Though many confessions of faith have emerged throughout the church’s history, perhaps one of the most widely accepted, comprehensive, and uniquely personal, is the Heidelberg Catechism.
Published initially in 1563, the Heidelberg Catechism originated in Germany, when Frederick III, the regional ruler at the time, sought a more unified confessional document for the people in his realm. After its first publication in January of 1563, the Heidelberg was quickly translated into Latin, Dutch, French, and English and adopted by various synods in the 16th century. It has since been translated into all European and dozens of Asiatic and African languages.
The Catechism’s 129 questions and answers are divided into three parts patterned after the book of Romans—Sin and Misery, Deliverance, and Gratitude—and fifty-two “Lord’s Days,” which were designed to be taught each Sunday throughout the year. The Heidelberg not only systematically and carefully outlines the essential doctrines of the Christian faith, but so too does it reveal the overarching narrative of the confessing believer from sin to salvation to deliverance.
After a moving introduction related to the true believer’s comfort, questions 3-11 consider the experience of sin and misery (Romans 1-3:20); questions 12-85 are concerned with redemption in Christ and faith (Romans 3:21-11:36), incorporating a lengthy exposition of the Apostle’s Creed and the sacraments; and questions 86-129 stress true gratitude for God’s deliverance (Romans 12-16), primarily through a consideration of the Ten Commandments and the Lord’s Prayer.
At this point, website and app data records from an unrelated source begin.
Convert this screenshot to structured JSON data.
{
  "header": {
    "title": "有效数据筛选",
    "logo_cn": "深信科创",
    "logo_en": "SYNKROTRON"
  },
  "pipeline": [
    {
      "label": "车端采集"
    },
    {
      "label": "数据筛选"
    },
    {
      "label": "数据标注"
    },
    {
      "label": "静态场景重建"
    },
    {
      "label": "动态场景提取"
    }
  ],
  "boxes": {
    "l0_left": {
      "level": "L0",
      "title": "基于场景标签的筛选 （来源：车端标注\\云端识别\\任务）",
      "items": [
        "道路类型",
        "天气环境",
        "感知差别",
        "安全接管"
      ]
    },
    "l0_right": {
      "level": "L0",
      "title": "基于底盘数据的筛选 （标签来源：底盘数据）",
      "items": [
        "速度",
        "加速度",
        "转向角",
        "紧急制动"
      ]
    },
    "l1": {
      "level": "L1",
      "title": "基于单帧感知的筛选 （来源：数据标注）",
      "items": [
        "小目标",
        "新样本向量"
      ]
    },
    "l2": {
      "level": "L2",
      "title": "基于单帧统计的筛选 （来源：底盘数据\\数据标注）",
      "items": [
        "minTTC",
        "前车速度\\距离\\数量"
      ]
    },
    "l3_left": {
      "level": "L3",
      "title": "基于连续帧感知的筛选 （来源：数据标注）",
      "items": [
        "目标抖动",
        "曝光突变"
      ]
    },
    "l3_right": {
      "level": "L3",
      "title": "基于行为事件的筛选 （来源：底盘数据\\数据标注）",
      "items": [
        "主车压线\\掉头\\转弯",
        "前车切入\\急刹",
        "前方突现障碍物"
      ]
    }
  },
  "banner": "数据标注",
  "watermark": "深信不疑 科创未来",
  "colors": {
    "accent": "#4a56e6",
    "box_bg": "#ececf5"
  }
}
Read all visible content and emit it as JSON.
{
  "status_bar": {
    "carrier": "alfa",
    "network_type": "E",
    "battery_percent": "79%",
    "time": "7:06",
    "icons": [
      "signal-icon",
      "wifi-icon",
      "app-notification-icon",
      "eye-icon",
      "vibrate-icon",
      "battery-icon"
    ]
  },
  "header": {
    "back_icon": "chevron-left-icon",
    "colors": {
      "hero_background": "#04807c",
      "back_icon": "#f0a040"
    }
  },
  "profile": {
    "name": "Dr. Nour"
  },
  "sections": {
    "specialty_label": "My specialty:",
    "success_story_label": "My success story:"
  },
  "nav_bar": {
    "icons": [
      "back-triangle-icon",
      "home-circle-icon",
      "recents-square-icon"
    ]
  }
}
One of the Catechism’s precious distinctives is its presentation of doctrines with clarity and warm piety in an experiential, practical matter. Soundly Calvinistic, yet moderate in tone and irenic in spirit, this “book of comfort” remains the most widely used and warmly praised catechism of the Reformation.